◆ **Activity**
Give a verbatim quotation of every record.

◆ **Provided data**
┏━━
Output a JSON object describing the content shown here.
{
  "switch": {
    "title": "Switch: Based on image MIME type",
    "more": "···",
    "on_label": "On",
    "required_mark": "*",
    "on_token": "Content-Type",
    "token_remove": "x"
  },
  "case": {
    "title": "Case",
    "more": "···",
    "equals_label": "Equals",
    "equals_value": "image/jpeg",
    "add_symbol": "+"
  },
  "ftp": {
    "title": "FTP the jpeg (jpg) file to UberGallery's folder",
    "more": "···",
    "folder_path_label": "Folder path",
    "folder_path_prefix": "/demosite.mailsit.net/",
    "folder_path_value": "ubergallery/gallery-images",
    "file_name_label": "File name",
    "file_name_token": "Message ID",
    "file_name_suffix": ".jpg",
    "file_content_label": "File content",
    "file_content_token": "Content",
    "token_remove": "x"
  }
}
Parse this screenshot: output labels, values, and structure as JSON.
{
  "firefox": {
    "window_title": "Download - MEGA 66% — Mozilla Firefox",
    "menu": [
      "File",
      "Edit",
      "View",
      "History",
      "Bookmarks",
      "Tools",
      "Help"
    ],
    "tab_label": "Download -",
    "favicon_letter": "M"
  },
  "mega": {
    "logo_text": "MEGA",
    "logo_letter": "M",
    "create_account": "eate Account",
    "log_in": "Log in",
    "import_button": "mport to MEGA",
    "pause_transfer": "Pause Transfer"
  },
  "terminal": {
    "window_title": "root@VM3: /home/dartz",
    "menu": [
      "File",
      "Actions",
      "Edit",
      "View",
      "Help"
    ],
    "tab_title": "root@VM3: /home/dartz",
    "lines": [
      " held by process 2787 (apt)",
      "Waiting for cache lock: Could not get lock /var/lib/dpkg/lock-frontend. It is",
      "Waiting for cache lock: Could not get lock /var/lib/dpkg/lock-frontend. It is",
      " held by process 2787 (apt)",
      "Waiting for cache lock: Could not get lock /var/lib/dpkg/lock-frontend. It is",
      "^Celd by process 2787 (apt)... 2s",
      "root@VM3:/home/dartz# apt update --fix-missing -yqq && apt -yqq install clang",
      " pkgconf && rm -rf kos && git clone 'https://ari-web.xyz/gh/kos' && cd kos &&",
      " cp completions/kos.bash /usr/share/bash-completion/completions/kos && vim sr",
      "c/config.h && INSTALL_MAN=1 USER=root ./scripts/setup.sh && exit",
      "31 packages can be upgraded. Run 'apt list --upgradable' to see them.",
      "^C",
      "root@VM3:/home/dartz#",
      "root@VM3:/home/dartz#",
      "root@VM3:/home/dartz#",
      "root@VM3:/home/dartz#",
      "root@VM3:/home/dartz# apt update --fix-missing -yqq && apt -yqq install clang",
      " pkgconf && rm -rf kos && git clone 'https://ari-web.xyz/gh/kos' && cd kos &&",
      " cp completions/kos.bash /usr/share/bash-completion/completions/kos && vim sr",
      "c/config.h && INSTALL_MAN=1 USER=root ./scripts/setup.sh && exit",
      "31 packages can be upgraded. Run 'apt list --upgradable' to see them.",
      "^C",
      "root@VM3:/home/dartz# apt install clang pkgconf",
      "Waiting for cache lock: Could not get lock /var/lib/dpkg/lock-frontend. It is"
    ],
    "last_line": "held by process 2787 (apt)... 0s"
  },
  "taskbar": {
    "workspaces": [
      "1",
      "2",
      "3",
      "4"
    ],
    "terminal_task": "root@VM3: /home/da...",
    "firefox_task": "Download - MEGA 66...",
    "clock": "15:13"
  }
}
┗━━
◆ **Final answer**
Output a JSON object describing the content shown here.
{
  "switch": {
    "title": "Switch: Based on image MIME type",
    "more": "···",
    "on_label": "On",
    "required_mark": "*",
    "on_token": "Content-Type",
    "token_remove": "x"
  },
  "case": {
    "title": "Case",
    "more": "···",
    "equals_label": "Equals",
    "equals_value": "image/jpeg",
    "add_symbol": "+"
  },
  "ftp": {
    "title": "FTP the jpeg (jpg) file to UberGallery's folder",
    "more": "···",
    "folder_path_label": "Folder path",
    "folder_path_prefix": "/demosite.mailsit.net/",
    "folder_path_value": "ubergallery/gallery-images",
    "file_name_label": "File name",
    "file_name_token": "Message ID",
    "file_name_suffix": ".jpg",
    "file_content_label": "File content",
    "file_content_token": "Content",
    "token_remove": "x"
  }
}
Parse this screenshot: output labels, values, and structure as JSON.
{
  "firefox": {
    "window_title": "Download - MEGA 66% — Mozilla Firefox",
    "menu": [
      "File",
      "Edit",
      "View",
      "History",
      "Bookmarks",
      "Tools",
      "Help"
    ],
    "tab_label": "Download -",
    "favicon_letter": "M"
  },
  "mega": {
    "logo_text": "MEGA",
    "logo_letter": "M",
    "create_account": "eate Account",
    "log_in": "Log in",
    "import_button": "mport to MEGA",
    "pause_transfer": "Pause Transfer"
  },
  "terminal": {
    "window_title": "root@VM3: /home/dartz",
    "menu": [
      "File",
      "Actions",
      "Edit",
      "View",
      "Help"
    ],
    "tab_title": "root@VM3: /home/dartz",
    "lines": [
      " held by process 2787 (apt)",
      "Waiting for cache lock: Could not get lock /var/lib/dpkg/lock-frontend. It is",
      "Waiting for cache lock: Could not get lock /var/lib/dpkg/lock-frontend. It is",
      " held by process 2787 (apt)",
      "Waiting for cache lock: Could not get lock /var/lib/dpkg/lock-frontend. It is",
      "^Celd by process 2787 (apt)... 2s",
      "root@VM3:/home/dartz# apt update --fix-missing -yqq && apt -yqq install clang",
      " pkgconf && rm -rf kos && git clone 'https://ari-web.xyz/gh/kos' && cd kos &&",
      " cp completions/kos.bash /usr/share/bash-completion/completions/kos && vim sr",
      "c/config.h && INSTALL_MAN=1 USER=root ./scripts/setup.sh && exit",
      "31 packages can be upgraded. Run 'apt list --upgradable' to see them.",
      "^C",
      "root@VM3:/home/dartz#",
      "root@VM3:/home/dartz#",
      "root@VM3:/home/dartz#",
      "root@VM3:/home/dartz#",
      "root@VM3:/home/dartz# apt update --fix-missing -yqq && apt -yqq install clang",
      " pkgconf && rm -rf kos && git clone 'https://ari-web.xyz/gh/kos' && cd kos &&",
      " cp completions/kos.bash /usr/share/bash-completion/completions/kos && vim sr",
      "c/config.h && INSTALL_MAN=1 USER=root ./scripts/setup.sh && exit",
      "31 packages can be upgraded. Run 'apt list --upgradable' to see them.",
      "^C",
      "root@VM3:/home/dartz# apt install clang pkgconf",
      "Waiting for cache lock: Could not get lock /var/lib/dpkg/lock-frontend. It is"
    ],
    "last_line": "held by process 2787 (apt)... 0s"
  },
  "taskbar": {
    "workspaces": [
      "1",
      "2",
      "3",
      "4"
    ],
    "terminal_task": "root@VM3: /home/da...",
    "firefox_task": "Download - MEGA 66...",
    "clock": "15:13"
  }
}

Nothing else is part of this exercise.